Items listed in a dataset
────────────────────────────────────────
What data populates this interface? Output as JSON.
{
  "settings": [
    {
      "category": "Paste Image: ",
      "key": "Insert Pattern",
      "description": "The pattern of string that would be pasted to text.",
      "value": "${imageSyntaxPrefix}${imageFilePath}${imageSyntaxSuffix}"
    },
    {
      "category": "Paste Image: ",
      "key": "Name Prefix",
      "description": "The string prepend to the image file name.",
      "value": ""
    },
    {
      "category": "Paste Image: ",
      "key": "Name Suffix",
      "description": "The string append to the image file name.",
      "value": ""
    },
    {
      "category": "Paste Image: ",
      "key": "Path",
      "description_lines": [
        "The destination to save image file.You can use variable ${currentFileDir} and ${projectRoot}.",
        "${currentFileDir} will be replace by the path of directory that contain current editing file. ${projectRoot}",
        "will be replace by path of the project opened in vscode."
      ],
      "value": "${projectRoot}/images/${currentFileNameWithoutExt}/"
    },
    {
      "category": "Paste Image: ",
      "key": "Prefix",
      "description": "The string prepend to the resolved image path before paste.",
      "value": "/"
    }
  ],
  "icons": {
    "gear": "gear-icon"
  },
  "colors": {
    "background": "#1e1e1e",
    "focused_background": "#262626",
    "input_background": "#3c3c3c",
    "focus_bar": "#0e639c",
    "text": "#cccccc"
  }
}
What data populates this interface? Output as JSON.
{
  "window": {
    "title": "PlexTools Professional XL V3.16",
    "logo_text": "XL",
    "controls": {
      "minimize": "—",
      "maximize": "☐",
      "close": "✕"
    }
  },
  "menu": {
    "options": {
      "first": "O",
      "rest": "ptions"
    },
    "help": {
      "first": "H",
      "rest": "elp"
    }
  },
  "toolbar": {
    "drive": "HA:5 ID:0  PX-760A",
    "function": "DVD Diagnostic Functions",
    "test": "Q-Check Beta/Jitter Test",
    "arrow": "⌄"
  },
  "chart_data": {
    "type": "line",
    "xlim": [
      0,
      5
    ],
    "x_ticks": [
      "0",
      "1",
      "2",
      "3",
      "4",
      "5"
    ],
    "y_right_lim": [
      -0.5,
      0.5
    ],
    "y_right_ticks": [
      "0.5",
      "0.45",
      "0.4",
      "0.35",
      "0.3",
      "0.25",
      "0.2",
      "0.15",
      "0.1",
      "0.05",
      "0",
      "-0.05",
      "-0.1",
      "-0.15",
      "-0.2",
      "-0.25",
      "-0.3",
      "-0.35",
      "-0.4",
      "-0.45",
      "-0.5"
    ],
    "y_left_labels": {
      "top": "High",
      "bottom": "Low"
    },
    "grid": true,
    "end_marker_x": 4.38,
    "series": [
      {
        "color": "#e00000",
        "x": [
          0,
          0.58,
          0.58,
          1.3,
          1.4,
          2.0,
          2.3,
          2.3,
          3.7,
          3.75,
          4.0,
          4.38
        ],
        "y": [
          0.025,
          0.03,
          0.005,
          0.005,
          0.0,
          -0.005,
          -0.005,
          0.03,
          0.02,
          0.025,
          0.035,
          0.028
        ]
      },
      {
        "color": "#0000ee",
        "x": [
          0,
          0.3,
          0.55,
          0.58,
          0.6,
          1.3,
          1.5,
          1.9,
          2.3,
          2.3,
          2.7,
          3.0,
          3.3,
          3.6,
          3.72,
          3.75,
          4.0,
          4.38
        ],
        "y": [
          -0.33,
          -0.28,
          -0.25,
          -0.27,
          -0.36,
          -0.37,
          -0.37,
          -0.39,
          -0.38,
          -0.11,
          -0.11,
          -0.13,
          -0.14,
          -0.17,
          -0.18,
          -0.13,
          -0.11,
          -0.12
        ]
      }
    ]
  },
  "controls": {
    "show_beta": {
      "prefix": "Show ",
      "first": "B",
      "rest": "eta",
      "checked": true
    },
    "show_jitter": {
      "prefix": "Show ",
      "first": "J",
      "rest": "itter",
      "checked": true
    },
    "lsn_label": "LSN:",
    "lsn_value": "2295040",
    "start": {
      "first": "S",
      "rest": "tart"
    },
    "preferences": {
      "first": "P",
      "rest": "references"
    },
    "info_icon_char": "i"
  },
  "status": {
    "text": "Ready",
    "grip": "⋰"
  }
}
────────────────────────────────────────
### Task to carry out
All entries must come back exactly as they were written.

### Written solution
What data populates this interface? Output as JSON.
{
  "settings": [
    {
      "category": "Paste Image: ",
      "key": "Insert Pattern",
      "description": "The pattern of string that would be pasted to text.",
      "value": "${imageSyntaxPrefix}${imageFilePath}${imageSyntaxSuffix}"
    },
    {
      "category": "Paste Image: ",
      "key": "Name Prefix",
      "description": "The string prepend to the image file name.",
      "value": ""
    },
    {
      "category": "Paste Image: ",
      "key": "Name Suffix",
      "description": "The string append to the image file name.",
      "value": ""
    },
    {
      "category": "Paste Image: ",
      "key": "Path",
      "description_lines": [
        "The destination to save image file.You can use variable ${currentFileDir} and ${projectRoot}.",
        "${currentFileDir} will be replace by the path of directory that contain current editing file. ${projectRoot}",
        "will be replace by path of the project opened in vscode."
      ],
      "value": "${projectRoot}/images/${currentFileNameWithoutExt}/"
    },
    {
      "category": "Paste Image: ",
      "key": "Prefix",
      "description": "The string prepend to the resolved image path before paste.",
      "value": "/"
    }
  ],
  "icons": {
    "gear": "gear-icon"
  },
  "colors": {
    "background": "#1e1e1e",
    "focused_background": "#262626",
    "input_background": "#3c3c3c",
    "focus_bar": "#0e639c",
    "text": "#cccccc"
  }
}
What data populates this interface? Output as JSON.
{
  "window": {
    "title": "PlexTools Professional XL V3.16",
    "logo_text": "XL",
    "controls": {
      "minimize": "—",
      "maximize": "☐",
      "close": "✕"
    }
  },
  "menu": {
    "options": {
      "first": "O",
      "rest": "ptions"
    },
    "help": {
      "first": "H",
      "rest": "elp"
    }
  },
  "toolbar": {
    "drive": "HA:5 ID:0  PX-760A",
    "function": "DVD Diagnostic Functions",
    "test": "Q-Check Beta/Jitter Test",
    "arrow": "⌄"
  },
  "chart_data": {
    "type": "line",
    "xlim": [
      0,
      5
    ],
    "x_ticks": [
      "0",
      "1",
      "2",
      "3",
      "4",
      "5"
    ],
    "y_right_lim": [
      -0.5,
      0.5
    ],
    "y_right_ticks": [
      "0.5",
      "0.45",
      "0.4",
      "0.35",
      "0.3",
      "0.25",
      "0.2",
      "0.15",
      "0.1",
      "0.05",
      "0",
      "-0.05",
      "-0.1",
      "-0.15",
      "-0.2",
      "-0.25",
      "-0.3",
      "-0.35",
      "-0.4",
      "-0.45",
      "-0.5"
    ],
    "y_left_labels": {
      "top": "High",
      "bottom": "Low"
    },
    "grid": true,
    "end_marker_x": 4.38,
    "series": [
      {
        "color": "#e00000",
        "x": [
          0,
          0.58,
          0.58,
          1.3,
          1.4,
          2.0,
          2.3,
          2.3,
          3.7,
          3.75,
          4.0,
          4.38
        ],
        "y": [
          0.025,
          0.03,
          0.005,
          0.005,
          0.0,
          -0.005,
          -0.005,
          0.03,
          0.02,
          0.025,
          0.035,
          0.028
        ]
      },
      {
        "color": "#0000ee",
        "x": [
          0,
          0.3,
          0.55,
          0.58,
          0.6,
          1.3,
          1.5,
          1.9,
          2.3,
          2.3,
          2.7,
          3.0,
          3.3,
          3.6,
          3.72,
          3.75,
          4.0,
          4.38
        ],
        "y": [
          -0.33,
          -0.28,
          -0.25,
          -0.27,
          -0.36,
          -0.37,
          -0.37,
          -0.39,
          -0.38,
          -0.11,
          -0.11,
          -0.13,
          -0.14,
          -0.17,
          -0.18,
          -0.13,
          -0.11,
          -0.12
        ]
      }
    ]
  },
  "controls": {
    "show_beta": {
      "prefix": "Show ",
      "first": "B",
      "rest": "eta",
      "checked": true
    },
    "show_jitter": {
      "prefix": "Show ",
      "first": "J",
      "rest": "itter",
      "checked": true
    },
    "lsn_label": "LSN:",
    "lsn_value": "2295040",
    "start": {
      "first": "S",
      "rest": "tart"
    },
    "preferences": {
      "first": "P",
      "rest": "references"
    },
    "info_icon_char": "i"
  },
  "status": {
    "text": "Ready",
    "grip": "⋰"
  }
}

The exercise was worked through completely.